On 26 May 1776 Vasily Neyelov was instructed by the Empress Catherine II “to build at Tsarskoye Selo, in the New Garden and towards the Caprice a masonry Chinese summer-house on arches with four rises,” to be faced with crimson, yellow and pale blue brick. The architect borrowed the design for the bridge from an album popular at that time – Rural Architecture in Chinese Taste by the English architects William and John Halfpenny. Although the idea was not original, its detailed working-up and realization demanded great skill from those involved. Vaily Neyelov, who began construction, and his son Ilya, who completed it in 1779, coped brilliantly with this difficult task.

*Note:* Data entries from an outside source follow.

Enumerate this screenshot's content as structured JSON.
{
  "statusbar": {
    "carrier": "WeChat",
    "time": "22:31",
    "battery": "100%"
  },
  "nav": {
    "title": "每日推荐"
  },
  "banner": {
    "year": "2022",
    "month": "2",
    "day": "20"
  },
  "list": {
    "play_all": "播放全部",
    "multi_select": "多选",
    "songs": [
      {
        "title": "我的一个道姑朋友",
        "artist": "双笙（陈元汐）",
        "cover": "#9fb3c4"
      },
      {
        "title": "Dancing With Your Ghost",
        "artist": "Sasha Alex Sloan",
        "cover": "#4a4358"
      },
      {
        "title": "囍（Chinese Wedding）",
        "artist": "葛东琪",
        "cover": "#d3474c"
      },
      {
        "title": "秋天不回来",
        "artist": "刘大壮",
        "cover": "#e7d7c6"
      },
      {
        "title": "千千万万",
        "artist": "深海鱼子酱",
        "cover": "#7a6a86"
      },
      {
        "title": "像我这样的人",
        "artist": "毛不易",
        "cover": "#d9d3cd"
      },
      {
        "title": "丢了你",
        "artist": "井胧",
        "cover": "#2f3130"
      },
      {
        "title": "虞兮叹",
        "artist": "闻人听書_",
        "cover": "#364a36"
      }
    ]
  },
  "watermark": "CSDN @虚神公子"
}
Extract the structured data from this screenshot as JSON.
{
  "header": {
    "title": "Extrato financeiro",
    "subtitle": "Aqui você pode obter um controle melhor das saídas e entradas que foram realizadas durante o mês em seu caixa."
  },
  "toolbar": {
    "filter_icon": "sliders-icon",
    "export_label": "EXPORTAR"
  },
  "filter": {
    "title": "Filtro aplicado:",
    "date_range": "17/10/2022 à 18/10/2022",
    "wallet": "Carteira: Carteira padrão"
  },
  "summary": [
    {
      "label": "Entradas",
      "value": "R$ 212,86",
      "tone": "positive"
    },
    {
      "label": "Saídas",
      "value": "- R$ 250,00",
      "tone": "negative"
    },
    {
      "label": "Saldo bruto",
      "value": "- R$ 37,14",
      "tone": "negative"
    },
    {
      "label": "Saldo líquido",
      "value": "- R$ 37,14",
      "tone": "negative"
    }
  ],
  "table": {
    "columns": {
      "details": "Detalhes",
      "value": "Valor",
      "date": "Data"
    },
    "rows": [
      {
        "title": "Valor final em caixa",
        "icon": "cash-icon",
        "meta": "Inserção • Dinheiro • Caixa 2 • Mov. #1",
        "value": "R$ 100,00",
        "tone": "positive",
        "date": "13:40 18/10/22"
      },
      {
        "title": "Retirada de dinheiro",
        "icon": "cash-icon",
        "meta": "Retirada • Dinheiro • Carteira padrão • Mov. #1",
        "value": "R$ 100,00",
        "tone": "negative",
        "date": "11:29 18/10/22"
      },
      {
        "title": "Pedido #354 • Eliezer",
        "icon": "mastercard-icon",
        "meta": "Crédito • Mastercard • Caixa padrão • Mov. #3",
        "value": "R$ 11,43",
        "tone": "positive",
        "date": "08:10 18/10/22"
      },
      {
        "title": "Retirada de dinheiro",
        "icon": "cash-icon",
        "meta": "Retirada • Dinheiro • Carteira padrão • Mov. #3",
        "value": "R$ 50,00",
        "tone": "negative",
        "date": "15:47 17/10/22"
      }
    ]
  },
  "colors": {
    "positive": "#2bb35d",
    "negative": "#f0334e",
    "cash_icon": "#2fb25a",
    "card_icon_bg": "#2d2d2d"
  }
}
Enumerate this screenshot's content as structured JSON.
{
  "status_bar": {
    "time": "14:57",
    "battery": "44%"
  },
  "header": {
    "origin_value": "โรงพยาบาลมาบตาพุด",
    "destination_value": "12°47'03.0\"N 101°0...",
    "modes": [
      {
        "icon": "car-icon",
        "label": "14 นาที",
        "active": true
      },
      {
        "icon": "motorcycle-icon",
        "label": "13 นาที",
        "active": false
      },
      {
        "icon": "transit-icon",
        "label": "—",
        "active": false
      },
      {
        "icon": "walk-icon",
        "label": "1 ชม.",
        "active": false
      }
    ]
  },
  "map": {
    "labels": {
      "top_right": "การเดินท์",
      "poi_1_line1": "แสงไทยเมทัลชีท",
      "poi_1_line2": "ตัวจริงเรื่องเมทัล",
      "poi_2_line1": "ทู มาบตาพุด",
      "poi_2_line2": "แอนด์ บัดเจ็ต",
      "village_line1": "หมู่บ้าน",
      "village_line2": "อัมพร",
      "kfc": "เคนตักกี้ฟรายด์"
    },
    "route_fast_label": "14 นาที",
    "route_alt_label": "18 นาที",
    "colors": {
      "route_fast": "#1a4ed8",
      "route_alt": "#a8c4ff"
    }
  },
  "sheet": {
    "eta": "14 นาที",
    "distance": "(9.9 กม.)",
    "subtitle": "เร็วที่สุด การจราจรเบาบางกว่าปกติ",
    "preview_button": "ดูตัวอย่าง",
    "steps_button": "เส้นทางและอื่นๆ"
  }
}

The Krestovy Bridge spans the Krestovy Canal in the Alexander Park. Despite its relatively small size, it seems monumental on account of its proportions and the originality of its forms: powerful, strongly curving crossed half-arches serve as the base for a platform bearing an octagonal pavilion faced with coloured glazed brick that was produced by the manufacturer Conradi. The walls of the pavilion are pierced by tall lancet arches. The curving “Chinese” roof is painted “in imitation of fish scales” and crowned by a spire onto which spheres are threaded. Broad flights of granite steps, twenty-three on each side, lead up to the pavilion. The round platforms at the bottom of each flight were paved with two-coloured marble slabs. The keystone of the arches hangs over the water and has been given the form of a pendant boss or “globe”, as they called it in the eighteenth century.